## AVAILABLE RECORDS
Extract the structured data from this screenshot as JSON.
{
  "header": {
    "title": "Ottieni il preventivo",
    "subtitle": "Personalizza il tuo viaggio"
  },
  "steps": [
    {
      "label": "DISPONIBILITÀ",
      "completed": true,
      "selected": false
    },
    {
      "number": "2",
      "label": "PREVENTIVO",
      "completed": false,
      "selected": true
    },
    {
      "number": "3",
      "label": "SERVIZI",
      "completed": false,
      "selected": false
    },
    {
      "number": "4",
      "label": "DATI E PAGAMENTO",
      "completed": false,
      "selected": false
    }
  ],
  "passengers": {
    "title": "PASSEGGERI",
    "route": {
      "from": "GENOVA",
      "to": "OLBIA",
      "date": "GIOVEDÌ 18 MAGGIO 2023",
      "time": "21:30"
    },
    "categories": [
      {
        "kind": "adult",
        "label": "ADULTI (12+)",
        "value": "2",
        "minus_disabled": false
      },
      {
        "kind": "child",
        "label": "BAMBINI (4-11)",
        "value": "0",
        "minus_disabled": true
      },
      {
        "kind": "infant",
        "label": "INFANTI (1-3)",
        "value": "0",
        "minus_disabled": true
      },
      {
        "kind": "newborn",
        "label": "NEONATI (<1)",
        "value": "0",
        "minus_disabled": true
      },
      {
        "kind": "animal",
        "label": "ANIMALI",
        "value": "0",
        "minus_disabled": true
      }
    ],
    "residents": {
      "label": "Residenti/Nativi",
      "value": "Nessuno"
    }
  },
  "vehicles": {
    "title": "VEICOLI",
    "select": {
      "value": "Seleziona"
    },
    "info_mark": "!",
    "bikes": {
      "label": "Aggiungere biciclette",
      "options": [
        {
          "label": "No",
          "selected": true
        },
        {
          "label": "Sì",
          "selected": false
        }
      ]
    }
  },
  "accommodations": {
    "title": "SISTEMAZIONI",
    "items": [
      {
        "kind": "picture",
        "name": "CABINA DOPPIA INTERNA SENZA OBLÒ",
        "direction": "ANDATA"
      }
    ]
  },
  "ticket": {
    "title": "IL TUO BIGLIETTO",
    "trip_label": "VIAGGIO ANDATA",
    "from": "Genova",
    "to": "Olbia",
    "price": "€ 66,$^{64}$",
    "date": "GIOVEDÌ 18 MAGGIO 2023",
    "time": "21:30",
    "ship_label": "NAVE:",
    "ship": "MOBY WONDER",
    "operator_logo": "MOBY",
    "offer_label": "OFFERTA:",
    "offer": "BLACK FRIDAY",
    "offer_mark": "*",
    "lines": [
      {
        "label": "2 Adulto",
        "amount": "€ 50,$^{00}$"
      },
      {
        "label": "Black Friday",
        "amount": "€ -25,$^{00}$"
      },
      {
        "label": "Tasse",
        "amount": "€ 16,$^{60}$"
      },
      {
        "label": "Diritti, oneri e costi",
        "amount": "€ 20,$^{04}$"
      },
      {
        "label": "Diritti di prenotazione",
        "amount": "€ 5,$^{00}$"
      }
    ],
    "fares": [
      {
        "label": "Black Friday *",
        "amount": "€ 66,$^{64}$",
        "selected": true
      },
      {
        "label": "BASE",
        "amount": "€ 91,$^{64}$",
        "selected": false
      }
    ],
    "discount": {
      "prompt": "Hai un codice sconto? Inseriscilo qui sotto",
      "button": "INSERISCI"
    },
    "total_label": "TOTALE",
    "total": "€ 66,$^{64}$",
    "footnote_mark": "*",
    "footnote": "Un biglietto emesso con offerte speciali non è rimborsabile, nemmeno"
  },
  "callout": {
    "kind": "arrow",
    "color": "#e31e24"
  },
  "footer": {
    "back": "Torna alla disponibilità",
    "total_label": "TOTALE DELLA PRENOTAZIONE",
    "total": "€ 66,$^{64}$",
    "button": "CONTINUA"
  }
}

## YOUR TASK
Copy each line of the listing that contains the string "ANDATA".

## EXERCISE SOLUTION
        "direction": "ANDATA"
    "trip_label": "VIAGGIO ANDATA",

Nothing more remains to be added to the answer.